- **Instructions for the task**
Establish how many lines below contain the string "JSON". Respond with that number alone.

- **Extracted records**
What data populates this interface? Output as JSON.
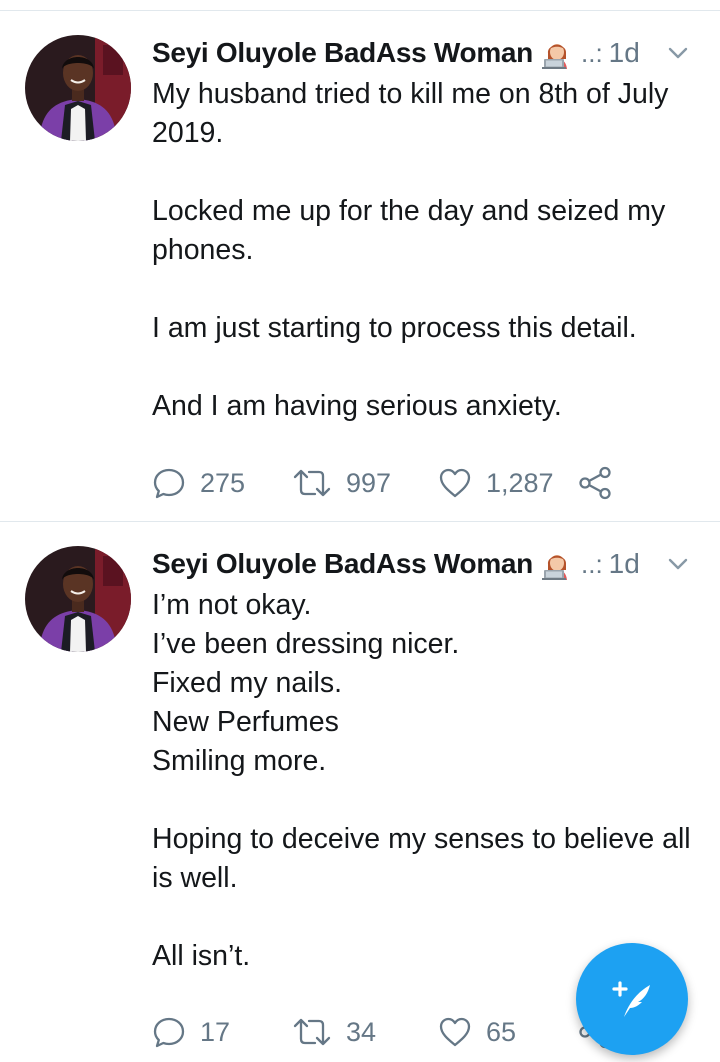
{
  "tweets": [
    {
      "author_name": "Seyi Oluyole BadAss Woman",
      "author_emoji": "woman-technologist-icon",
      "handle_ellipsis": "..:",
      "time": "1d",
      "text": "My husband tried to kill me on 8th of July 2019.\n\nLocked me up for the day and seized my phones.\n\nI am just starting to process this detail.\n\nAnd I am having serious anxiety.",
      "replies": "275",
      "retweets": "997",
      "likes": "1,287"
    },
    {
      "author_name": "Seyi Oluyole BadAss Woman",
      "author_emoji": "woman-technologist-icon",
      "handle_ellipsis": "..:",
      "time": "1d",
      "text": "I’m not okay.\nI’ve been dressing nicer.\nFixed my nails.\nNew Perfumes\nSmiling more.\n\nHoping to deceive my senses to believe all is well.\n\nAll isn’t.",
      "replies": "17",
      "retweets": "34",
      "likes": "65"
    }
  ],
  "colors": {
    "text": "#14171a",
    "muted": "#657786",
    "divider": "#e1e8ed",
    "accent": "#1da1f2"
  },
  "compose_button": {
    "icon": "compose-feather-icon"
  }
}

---

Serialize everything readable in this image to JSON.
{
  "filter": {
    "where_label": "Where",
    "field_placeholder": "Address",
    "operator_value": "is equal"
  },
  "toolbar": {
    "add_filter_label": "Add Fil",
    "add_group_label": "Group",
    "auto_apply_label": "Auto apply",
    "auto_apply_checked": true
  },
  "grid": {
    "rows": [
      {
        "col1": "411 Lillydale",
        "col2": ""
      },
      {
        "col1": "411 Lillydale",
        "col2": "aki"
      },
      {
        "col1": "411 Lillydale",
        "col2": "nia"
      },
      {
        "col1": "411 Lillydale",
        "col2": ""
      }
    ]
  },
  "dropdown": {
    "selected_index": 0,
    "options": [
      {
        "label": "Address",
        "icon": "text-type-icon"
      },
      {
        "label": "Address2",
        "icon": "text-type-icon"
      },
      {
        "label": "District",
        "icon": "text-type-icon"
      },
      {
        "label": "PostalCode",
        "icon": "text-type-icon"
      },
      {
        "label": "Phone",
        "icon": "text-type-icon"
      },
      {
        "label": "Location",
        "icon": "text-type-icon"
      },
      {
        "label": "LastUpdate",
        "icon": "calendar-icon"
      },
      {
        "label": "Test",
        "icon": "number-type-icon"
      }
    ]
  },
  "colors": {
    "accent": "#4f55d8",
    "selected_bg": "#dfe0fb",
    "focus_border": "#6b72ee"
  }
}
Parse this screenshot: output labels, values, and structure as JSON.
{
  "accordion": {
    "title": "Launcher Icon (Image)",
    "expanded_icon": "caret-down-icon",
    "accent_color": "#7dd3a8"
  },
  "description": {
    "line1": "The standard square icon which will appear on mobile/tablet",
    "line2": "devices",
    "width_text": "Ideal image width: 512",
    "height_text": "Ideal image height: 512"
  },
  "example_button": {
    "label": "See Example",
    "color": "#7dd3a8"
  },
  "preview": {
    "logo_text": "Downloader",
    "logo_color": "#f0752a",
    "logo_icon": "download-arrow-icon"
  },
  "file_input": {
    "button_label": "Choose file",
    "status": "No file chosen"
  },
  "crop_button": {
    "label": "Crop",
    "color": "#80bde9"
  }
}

- **Your response**
3